NEW YORK ( TheStreet) -- The seemingly unstoppable rally in solar stocks -- which hit a fever pitch on Thursday, ironically the same day that the U.S. government gave approval for $8 billion in loans for two nuclear power plants -- may not be over. However, there are a few key solar sector trading rules to keep in mind given the run-up in stocks this year. Here are five ways to think about whether the latest short-term burst in the sector will continue to be a trading opportunity for long-only investors or for shorts to step in and profit from the madness.
1. There are only two sentiments in solar, and there is only enough room in town for one of them at a time: It can only be excessive optimism or excessive pessimism.

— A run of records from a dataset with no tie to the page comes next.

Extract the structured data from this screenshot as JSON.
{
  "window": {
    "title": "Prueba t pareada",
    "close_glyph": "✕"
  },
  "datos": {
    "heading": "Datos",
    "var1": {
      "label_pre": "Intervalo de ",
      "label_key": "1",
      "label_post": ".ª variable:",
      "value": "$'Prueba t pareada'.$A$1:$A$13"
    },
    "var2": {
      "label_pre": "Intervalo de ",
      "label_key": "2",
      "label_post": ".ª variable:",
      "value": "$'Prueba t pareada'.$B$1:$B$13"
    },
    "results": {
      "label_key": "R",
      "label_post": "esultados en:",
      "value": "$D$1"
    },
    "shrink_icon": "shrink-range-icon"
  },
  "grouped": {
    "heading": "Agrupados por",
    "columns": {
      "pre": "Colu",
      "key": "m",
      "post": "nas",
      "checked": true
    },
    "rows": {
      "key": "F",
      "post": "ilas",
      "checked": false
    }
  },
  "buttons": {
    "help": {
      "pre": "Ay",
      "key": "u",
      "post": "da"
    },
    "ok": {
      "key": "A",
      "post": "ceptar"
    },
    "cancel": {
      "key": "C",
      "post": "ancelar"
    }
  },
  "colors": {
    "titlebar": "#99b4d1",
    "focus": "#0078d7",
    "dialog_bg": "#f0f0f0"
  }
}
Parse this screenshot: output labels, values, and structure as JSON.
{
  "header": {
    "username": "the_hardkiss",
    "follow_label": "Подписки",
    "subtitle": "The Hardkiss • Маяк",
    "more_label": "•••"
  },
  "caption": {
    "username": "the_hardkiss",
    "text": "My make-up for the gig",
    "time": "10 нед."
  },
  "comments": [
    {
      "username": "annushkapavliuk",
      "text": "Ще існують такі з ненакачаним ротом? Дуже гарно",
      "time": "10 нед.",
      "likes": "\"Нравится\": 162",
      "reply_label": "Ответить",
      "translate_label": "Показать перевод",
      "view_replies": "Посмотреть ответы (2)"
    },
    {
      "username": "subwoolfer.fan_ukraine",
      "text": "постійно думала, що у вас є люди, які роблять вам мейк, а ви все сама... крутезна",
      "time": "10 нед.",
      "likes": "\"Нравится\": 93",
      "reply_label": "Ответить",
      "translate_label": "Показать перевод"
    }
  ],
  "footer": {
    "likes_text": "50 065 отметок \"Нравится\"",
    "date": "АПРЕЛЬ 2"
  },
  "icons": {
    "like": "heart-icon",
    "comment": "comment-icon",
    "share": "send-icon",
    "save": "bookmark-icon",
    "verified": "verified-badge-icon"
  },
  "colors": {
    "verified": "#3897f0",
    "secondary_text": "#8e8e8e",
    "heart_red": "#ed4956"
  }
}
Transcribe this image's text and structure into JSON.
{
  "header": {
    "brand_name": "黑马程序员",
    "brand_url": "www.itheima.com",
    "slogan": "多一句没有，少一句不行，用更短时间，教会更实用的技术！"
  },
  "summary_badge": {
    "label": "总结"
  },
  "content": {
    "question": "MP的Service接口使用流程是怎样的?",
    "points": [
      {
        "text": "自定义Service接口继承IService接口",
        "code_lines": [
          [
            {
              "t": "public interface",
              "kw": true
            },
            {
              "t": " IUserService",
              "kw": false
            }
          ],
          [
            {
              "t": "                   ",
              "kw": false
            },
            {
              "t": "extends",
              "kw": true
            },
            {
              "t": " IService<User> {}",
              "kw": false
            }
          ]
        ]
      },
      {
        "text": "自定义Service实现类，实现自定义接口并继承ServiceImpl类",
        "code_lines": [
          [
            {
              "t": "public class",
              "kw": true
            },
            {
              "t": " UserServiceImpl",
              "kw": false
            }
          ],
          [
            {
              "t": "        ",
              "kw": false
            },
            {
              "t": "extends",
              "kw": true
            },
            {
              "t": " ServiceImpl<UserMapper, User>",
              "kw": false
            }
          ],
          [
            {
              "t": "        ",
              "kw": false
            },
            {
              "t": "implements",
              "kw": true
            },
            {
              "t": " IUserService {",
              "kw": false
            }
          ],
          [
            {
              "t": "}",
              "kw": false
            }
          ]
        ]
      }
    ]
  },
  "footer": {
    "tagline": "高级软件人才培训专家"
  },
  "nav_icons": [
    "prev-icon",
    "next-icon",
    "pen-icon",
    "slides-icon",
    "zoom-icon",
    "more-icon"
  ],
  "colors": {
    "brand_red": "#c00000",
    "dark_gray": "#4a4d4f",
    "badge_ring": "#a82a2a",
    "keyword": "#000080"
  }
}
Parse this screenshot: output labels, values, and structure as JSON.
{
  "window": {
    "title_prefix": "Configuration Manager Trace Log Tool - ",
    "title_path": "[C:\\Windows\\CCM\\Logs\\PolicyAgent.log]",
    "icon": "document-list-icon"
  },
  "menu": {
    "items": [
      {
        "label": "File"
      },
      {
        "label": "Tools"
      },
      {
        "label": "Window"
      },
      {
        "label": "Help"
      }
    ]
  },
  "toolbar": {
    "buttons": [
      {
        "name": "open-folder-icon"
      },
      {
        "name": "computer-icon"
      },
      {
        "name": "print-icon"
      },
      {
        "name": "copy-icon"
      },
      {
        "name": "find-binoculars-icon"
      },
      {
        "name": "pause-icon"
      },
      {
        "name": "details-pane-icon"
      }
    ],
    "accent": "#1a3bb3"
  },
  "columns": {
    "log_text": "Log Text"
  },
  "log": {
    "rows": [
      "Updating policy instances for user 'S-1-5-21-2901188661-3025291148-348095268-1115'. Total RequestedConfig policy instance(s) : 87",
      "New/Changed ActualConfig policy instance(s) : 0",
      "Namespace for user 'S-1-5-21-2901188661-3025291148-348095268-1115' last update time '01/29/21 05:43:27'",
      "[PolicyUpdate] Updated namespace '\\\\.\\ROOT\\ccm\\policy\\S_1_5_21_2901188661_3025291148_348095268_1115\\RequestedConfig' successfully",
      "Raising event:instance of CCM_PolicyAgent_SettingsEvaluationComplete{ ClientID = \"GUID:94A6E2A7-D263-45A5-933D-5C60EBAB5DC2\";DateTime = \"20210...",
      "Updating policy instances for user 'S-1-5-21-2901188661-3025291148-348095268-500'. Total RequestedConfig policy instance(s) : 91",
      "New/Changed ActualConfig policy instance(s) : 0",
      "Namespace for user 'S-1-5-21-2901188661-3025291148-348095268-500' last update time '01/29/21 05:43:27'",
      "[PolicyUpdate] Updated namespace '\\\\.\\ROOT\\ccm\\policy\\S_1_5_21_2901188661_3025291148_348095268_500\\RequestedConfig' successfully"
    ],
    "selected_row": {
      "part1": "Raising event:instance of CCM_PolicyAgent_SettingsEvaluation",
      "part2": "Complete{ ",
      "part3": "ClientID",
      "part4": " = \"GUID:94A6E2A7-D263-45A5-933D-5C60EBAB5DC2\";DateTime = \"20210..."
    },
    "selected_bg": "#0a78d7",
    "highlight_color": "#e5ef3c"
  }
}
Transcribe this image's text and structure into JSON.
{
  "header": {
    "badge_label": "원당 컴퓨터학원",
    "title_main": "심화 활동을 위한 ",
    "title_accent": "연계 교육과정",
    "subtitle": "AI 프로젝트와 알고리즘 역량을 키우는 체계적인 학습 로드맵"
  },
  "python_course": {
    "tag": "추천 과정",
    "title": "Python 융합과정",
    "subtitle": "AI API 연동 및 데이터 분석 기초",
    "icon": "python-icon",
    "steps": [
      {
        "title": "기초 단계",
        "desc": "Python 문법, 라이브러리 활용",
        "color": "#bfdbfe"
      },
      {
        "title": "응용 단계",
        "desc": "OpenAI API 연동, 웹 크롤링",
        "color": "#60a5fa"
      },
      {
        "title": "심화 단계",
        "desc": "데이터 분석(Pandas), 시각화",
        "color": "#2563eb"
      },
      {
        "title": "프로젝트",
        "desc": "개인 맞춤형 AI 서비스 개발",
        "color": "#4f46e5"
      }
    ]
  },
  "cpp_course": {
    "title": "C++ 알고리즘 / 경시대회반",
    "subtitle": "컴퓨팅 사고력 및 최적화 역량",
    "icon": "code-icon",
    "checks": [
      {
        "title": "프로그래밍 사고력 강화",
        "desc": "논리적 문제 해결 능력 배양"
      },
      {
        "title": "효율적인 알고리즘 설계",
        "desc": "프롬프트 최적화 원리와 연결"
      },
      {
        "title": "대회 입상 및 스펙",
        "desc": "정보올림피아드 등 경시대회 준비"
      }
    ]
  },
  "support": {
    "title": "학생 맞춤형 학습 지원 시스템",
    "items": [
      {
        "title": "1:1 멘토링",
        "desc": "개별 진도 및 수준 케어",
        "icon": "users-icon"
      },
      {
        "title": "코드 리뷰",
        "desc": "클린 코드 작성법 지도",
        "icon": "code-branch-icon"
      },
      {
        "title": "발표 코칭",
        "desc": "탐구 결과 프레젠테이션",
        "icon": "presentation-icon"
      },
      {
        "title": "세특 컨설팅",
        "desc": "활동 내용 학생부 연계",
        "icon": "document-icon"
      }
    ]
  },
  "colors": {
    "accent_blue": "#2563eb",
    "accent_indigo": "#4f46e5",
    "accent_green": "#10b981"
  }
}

It's no surprise, then, that given solar stocks were trading as if the industry had died -- it wasn't even possible at the beginning of the year to borrow some Chinese solar stocks that investors wanted to keep shorting -- sentiment turned early in 2012. Tack on top of that the risk-on equities environment with the S&P 500 already up more than 7% this year, and many of the worst-performing stocks in 2011 have been in rally mode, including solar.
2. Optimism about solar demand doesn't equal better margins and profits for publicly traded companies.
Solar supporters rant and rave about anyone who can't accept the exponential growth of solar demand annually. There is good reason to be more optimistic about demand in 2012, however, there is still runaway capacity from solar manufacturers that needs to be constrained for a healthier operating environment and supply/demand balance. Think of it this way: To say that the technology sector and use of microchips grows exponentially doesn't imply that every semiconductor company will be successful. In fact, the semiconductor space has been littered with failures throughout the history of the tech revolution. It's no different in solar: An industry where demand grows annually is not proof of success for publicly traded companies competing in a crowded, increasingly commoditized space. The Chinese solar stocks, led by the three primary solar panel makers, Suntech Power ( STP), Trina Solar ( TSL) and Yingli Green Energy ( YGE), have rallied this year by 90%, 68% and 55%, respectively. LDK Solar is up 60%, too. Stocks like Suntech and LDK have been so extensively shorted that a big part of the rally is covering on the part of the biggest solar bears. For an investor that shorted Suntech at $2 earlier this year, the pain has been severe, even if nothing has improved in terms of the long-term earnings power or financial strength of the company. Talk to many solar analysts and balance sheet risks still weigh heavily on shares of Suntech and LDK, while the need for consolidation among Chinese solar manufacturers makes it difficult to make a long-term call on any of these companies. Trina Solar and Suntech CEOs have recently talked up the demand profile of China, which has helped to fuel the rally on top of other sector reads that demand is going to be better than previously forecast. Another reason cited for optimism about demand was the outlook that European solar company REC provided with its results on Wednesday. REC said 2012 demand is expected to shift from Europe to Asia and the U.S. It also stated that there have been "clear signs of reduced capacity in the entire value chain." REC permanently shuttered 50% of its solar wafer and cell production in Norway. However, the company also said, "Current pricing puts severe pressure on margins across the industry." And added, "Overall demand outlook for 2012 is highly uncertain." REC summarized its 2012 outlook by stating, "Except in silicon, hardly anyone in the industry make profits." Deutsche Bank has been leading the charge on behalf of a better demand scenario, and on Thursday, the firm's solar analyst Vishal Shah, said for the second time in 2012 that things are getting better.